▸ TASK DIRECTIONS
Could you report every line of the listing below that holds the word "title"?
#####
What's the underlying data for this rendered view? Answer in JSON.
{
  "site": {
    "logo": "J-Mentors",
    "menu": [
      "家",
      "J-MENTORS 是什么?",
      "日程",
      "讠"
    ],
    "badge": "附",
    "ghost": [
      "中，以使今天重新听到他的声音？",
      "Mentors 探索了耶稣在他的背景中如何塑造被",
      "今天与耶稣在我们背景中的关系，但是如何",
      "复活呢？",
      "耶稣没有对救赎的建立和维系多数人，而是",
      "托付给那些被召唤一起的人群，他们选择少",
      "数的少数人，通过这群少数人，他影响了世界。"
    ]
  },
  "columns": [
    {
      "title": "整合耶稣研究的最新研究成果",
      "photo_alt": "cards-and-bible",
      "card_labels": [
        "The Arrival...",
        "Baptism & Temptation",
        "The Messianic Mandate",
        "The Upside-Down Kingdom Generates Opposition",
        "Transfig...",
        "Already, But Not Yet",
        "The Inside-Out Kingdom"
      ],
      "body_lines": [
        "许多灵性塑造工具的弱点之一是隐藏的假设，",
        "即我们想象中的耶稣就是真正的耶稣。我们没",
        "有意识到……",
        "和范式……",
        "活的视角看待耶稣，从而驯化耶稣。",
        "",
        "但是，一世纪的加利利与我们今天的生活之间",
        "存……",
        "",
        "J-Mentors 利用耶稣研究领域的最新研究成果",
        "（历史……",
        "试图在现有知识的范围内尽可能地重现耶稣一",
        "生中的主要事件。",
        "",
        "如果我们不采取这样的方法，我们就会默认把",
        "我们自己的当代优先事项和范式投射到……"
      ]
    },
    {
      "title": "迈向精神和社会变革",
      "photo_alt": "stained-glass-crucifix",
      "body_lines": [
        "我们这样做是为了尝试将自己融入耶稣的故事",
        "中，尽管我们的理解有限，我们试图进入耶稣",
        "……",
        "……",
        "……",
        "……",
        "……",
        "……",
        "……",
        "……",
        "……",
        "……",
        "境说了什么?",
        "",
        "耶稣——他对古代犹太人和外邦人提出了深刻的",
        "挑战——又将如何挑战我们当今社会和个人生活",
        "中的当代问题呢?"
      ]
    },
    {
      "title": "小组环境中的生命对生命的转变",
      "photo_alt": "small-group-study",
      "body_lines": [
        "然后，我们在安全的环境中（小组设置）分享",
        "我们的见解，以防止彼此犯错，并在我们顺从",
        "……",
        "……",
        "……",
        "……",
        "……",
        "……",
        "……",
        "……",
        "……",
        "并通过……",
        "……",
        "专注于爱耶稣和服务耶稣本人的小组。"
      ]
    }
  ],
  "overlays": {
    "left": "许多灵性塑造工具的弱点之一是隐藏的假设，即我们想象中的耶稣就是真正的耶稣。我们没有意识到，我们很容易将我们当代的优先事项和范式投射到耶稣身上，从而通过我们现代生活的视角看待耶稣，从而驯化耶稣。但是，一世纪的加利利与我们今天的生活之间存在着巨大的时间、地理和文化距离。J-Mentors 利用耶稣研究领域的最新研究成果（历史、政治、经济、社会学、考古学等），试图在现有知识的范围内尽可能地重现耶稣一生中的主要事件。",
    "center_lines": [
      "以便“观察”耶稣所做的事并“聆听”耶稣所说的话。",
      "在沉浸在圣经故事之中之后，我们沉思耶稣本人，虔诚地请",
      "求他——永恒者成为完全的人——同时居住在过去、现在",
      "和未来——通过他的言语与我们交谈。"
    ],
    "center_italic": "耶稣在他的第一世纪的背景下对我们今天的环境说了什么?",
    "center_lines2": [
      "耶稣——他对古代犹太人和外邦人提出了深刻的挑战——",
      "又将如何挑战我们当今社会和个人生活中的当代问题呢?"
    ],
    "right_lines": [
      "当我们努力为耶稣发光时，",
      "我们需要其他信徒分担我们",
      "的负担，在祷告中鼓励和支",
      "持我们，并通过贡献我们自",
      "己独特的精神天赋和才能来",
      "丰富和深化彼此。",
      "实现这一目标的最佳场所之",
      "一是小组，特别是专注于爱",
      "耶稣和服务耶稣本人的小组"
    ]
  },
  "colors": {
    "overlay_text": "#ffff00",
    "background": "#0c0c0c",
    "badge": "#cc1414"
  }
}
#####
▸ YOUR SOLUTION
      "title": "整合耶稣研究的最新研究成果",
      "title": "迈向精神和社会变革",
      "title": "小组环境中的生命对生命的转变",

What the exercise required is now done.